Not strictly a music book but a superb (and short!) introduction to the thought processes behind film editing by celebrated Oscar winning sound designer, sound editor, film editor, score producer and director Walter Murch.

The Study of Orchestration

Samuel Adler

Suggested by Paul Thomson

Everyone needs a good orchestration book, and this is a staggeringly comprehensive guide to instruments old and new, and the techniques you can use when writing for them.

Complete Guide to Film Scoring

Richard Davis

Suggested by Oliver Patrice Weder

This was the first book I read specifically about film scoring. Having been completely new to the subject this book was a very insightful guide to get me started and give a good overview.
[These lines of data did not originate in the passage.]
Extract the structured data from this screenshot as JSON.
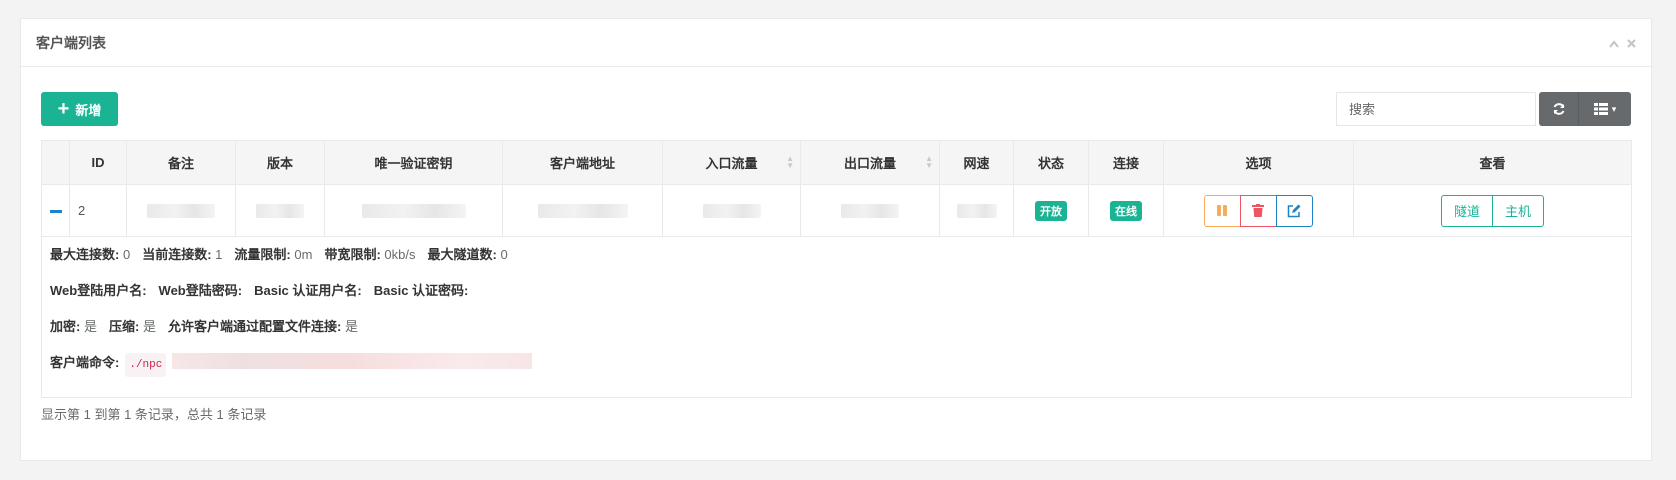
{
  "panel": {
    "title": "客户端列表",
    "collapse_icon": "chevron-up-icon",
    "close_icon": "close-icon"
  },
  "toolbar": {
    "add_label": "新增",
    "search_placeholder": "搜索"
  },
  "table": {
    "headers": [
      "ID",
      "备注",
      "版本",
      "唯一验证密钥",
      "客户端地址",
      "入口流量",
      "出口流量",
      "网速",
      "状态",
      "连接",
      "选项",
      "查看"
    ],
    "row": {
      "id": "2",
      "status": "开放",
      "connection": "在线",
      "view_tunnel": "隧道",
      "view_host": "主机"
    },
    "detail": {
      "line1": [
        {
          "label": "最大连接数:",
          "value": "0"
        },
        {
          "label": "当前连接数:",
          "value": "1"
        },
        {
          "label": "流量限制:",
          "value": "0m"
        },
        {
          "label": "带宽限制:",
          "value": "0kb/s"
        },
        {
          "label": "最大隧道数:",
          "value": "0"
        }
      ],
      "line2": [
        {
          "label": "Web登陆用户名:",
          "value": ""
        },
        {
          "label": "Web登陆密码:",
          "value": ""
        },
        {
          "label": "Basic 认证用户名:",
          "value": ""
        },
        {
          "label": "Basic 认证密码:",
          "value": ""
        }
      ],
      "line3": [
        {
          "label": "加密:",
          "value": "是"
        },
        {
          "label": "压缩:",
          "value": "是"
        },
        {
          "label": "允许客户端通过配置文件连接:",
          "value": "是"
        }
      ],
      "cmd_label": "客户端命令:",
      "cmd_value": "./npc"
    }
  },
  "footer": {
    "summary": "显示第 1 到第 1 条记录，总共 1 条记录"
  },
  "colors": {
    "primary": "#1ab394",
    "warning": "#f8ac59",
    "danger": "#ed5565",
    "info": "#1c84c6",
    "grey": "#676a6c"
  }
}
I can recommend it to everyone who is considering a career within the film music world.

The Technique of my Musical Language

Oliver Messiaen

Suggested by Paul Thomson

A fascinating insight into the mind of a unique and inventive musical innovator.

Principles of Orchestration

Nikolay Rimsky-Korsakov

Suggested by Harnek Mudhar

This books stands out from others on the topic thanks to its huge wealth of musical examples, and of course the fact that it is written by a major composer, whose own orchestrations are well known for their brilliance.

How Music Works

David Byrne

Suggested by Oliver Patrice Weder

This is a general book about the author’s [Talking Heads frontman, David Byrne] approach to music. There are some pretty interesting arguments in there!